> **Supplied data**:
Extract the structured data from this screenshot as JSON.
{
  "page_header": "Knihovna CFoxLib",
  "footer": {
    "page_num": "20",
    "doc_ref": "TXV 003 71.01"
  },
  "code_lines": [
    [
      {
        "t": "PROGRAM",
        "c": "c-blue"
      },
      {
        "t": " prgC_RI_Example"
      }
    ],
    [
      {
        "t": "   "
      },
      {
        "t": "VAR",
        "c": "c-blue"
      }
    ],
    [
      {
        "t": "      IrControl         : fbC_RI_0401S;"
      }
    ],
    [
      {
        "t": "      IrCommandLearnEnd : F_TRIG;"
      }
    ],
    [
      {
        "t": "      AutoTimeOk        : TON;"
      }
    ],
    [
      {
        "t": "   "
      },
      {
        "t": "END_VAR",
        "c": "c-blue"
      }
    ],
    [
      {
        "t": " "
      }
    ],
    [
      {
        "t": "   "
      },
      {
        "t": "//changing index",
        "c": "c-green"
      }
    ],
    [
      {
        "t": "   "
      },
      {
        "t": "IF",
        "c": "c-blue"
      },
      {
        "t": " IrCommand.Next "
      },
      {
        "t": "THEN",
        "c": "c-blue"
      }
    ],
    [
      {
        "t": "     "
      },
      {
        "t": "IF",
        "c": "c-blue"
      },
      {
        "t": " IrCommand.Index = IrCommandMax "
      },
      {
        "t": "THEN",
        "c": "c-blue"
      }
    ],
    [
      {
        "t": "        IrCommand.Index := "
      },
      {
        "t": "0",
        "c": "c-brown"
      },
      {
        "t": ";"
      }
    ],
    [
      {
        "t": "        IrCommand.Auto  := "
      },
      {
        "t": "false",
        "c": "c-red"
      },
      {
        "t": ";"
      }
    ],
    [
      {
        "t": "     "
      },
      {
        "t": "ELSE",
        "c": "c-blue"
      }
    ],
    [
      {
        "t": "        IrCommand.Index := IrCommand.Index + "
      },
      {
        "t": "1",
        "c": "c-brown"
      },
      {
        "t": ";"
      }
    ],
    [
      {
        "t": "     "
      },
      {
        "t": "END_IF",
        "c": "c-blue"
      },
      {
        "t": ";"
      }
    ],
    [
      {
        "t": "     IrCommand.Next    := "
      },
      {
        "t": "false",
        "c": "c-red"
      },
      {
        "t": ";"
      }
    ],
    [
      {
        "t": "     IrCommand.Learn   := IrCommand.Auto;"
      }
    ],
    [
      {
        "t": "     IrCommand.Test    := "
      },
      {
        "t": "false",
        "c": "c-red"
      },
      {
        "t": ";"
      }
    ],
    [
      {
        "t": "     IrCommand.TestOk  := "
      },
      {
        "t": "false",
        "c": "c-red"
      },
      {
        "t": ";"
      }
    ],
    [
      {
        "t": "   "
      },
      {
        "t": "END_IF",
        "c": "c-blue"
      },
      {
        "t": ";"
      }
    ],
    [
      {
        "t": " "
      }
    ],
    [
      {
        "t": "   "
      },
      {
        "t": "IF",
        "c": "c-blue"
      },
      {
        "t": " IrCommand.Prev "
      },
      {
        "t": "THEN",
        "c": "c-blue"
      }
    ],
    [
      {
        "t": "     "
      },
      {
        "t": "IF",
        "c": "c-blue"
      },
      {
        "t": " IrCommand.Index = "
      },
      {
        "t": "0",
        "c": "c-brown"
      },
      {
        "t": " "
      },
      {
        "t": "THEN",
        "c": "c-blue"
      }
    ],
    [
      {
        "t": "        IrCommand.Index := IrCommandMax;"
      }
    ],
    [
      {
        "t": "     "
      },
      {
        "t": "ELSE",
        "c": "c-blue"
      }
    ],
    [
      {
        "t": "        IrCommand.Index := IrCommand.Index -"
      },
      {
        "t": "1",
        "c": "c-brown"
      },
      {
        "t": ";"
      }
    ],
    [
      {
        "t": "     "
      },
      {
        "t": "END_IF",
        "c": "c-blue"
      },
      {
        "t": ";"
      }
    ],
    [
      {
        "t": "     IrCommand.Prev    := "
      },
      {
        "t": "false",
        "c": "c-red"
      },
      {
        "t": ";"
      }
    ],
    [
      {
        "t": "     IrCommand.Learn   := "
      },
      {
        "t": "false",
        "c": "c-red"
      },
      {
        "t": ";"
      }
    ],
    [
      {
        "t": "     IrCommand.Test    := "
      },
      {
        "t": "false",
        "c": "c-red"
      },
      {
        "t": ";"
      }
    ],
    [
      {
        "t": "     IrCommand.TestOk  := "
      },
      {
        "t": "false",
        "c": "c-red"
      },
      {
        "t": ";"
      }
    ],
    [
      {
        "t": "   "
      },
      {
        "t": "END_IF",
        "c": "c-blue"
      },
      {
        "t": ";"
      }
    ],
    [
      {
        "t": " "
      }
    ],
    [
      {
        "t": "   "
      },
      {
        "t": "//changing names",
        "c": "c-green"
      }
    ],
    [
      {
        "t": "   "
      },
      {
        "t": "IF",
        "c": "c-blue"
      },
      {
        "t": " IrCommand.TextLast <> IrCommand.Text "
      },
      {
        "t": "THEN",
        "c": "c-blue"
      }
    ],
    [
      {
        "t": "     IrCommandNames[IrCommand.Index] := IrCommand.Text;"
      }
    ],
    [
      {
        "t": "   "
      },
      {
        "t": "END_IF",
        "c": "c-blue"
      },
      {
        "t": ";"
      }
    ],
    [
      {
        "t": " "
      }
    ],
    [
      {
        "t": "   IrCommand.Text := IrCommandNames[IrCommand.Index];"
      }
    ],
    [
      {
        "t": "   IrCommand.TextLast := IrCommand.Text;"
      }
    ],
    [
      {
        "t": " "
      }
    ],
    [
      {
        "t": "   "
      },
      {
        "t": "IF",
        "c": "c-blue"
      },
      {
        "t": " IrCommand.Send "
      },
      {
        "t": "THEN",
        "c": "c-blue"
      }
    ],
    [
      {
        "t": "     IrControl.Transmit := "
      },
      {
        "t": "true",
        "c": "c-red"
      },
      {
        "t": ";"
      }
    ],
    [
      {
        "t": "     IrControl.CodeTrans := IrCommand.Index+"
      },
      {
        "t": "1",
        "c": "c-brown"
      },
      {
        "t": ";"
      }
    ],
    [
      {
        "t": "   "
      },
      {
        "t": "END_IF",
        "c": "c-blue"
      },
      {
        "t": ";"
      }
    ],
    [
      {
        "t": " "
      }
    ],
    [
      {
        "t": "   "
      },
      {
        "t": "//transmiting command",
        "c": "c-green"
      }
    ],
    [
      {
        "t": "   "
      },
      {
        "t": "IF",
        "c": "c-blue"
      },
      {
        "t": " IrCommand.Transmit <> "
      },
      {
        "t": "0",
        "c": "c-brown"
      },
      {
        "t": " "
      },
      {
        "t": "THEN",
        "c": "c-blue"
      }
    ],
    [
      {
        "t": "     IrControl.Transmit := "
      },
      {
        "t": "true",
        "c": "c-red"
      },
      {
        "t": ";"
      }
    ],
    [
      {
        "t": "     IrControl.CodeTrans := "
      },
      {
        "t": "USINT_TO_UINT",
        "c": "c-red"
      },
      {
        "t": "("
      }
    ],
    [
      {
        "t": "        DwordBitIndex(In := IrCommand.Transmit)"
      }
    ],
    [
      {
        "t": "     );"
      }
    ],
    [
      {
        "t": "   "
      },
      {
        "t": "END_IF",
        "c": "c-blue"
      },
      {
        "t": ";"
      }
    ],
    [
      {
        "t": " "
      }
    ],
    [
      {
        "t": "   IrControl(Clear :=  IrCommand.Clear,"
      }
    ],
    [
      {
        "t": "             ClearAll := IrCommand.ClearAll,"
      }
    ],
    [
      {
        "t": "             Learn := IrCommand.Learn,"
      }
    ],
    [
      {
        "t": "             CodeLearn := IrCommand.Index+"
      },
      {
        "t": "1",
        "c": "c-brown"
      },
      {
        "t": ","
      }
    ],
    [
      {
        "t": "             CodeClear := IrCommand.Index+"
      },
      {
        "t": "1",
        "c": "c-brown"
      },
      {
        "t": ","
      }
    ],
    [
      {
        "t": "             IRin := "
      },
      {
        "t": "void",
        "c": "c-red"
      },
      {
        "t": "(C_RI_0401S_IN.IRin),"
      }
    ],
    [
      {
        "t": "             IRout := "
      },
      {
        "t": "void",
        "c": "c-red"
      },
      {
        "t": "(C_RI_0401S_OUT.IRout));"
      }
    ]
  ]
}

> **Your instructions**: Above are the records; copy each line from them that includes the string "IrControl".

> **Problem solution**:
        "t": "      IrControl         : fbC_RI_0401S;"
        "t": "     IrControl.Transmit := "
        "t": "     IrControl.CodeTrans := IrCommand.Index+"
        "t": "     IrControl.Transmit := "
        "t": "     IrControl.CodeTrans := "
        "t": "   IrControl(Clear :=  IrCommand.Clear,"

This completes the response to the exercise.